The many things that animals do can be broken down into a series of decisions: when to fight, when to mate, what food to search for, and so on. An optimally designed animal should make the right decisions. If an optimality modeller tackles all these decisions at once, his or her model will quickly get out of hand. So it's best to limit the model to a simple decision: should the animal stay in this patch or go? Is it worth waiting for a female to respond to my signal or should I save energy and stop signalling? This approach may be a little unrealistic, but complications can always be added later.
Ultimately, the benefit to the animal of solving a problem, in an evolutionary sense, is increased survival and reproductive success. But in order to do that, an animal must overcome a lot of subsidiary hurdles: eat enough food, find a mate, raise its young, and so on. The success of the animal in overcoming each of these hurdles ultimately translates into increased reproductive success, but we won't learn much about behaviour if we try to figure out how a hummingbird can sip a flower to best increase its reproductive success -- that result is too far removed from the action. Instead we must select measure of its immediate success, a currency, that is a stand-in for and will ultimately result in higher survival and reproductive success. In the patch model, as in most foraging models, the currency is the rate of energy gain -- the more energy you can get in a limited time, the greater your reproductive success.
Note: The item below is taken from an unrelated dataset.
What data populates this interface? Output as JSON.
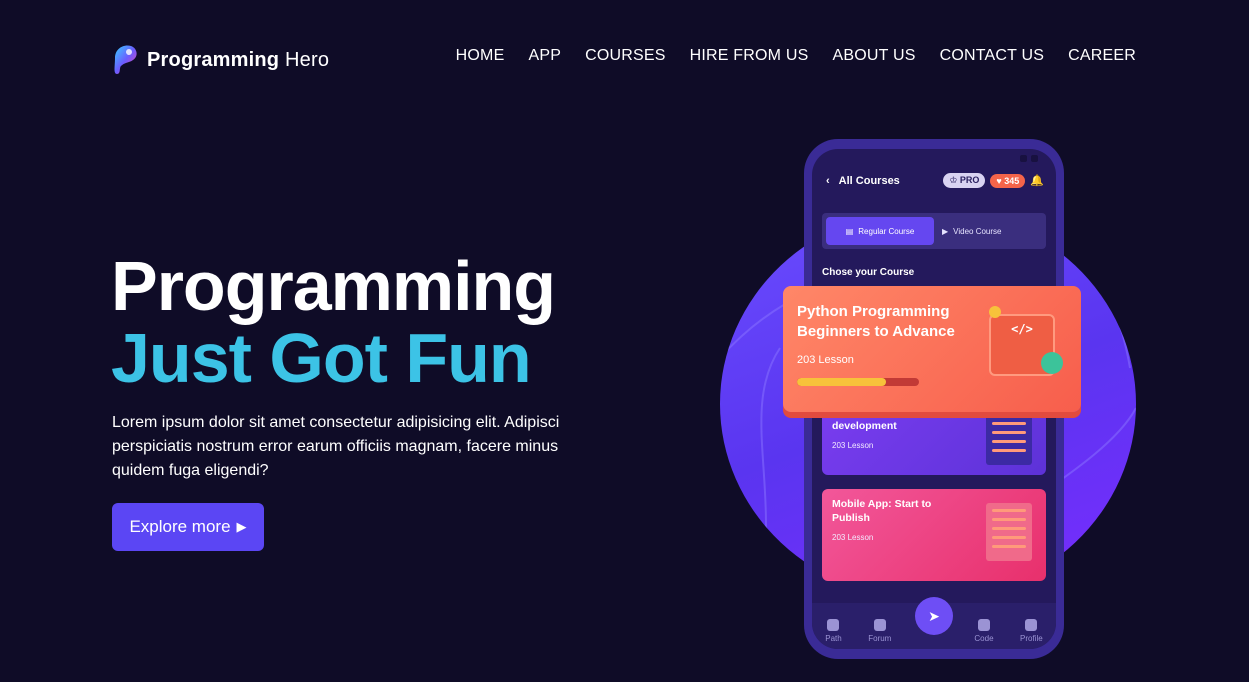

In a perfect world, animals could just suck food and mates out of thin air. But the world isn't perfect; it presents animals with certain realities. The patch problem you're dealing with now, for example, presents two ubiquitous limits on our lives. First, the curve of diminishing returns is a reality in just about every sphere of life: whether you're a hummingbird sucking on a flower or a farmer harvesting a crop, eventually resources begin to run out. Second, resources are usually scattered across space; it takes a while to get from one flower to the next or to buy more seed and plant a new crop, and during that time you aren't earning any energy. So the diminishing gain curve and travel time are the two constraints of this optimality model.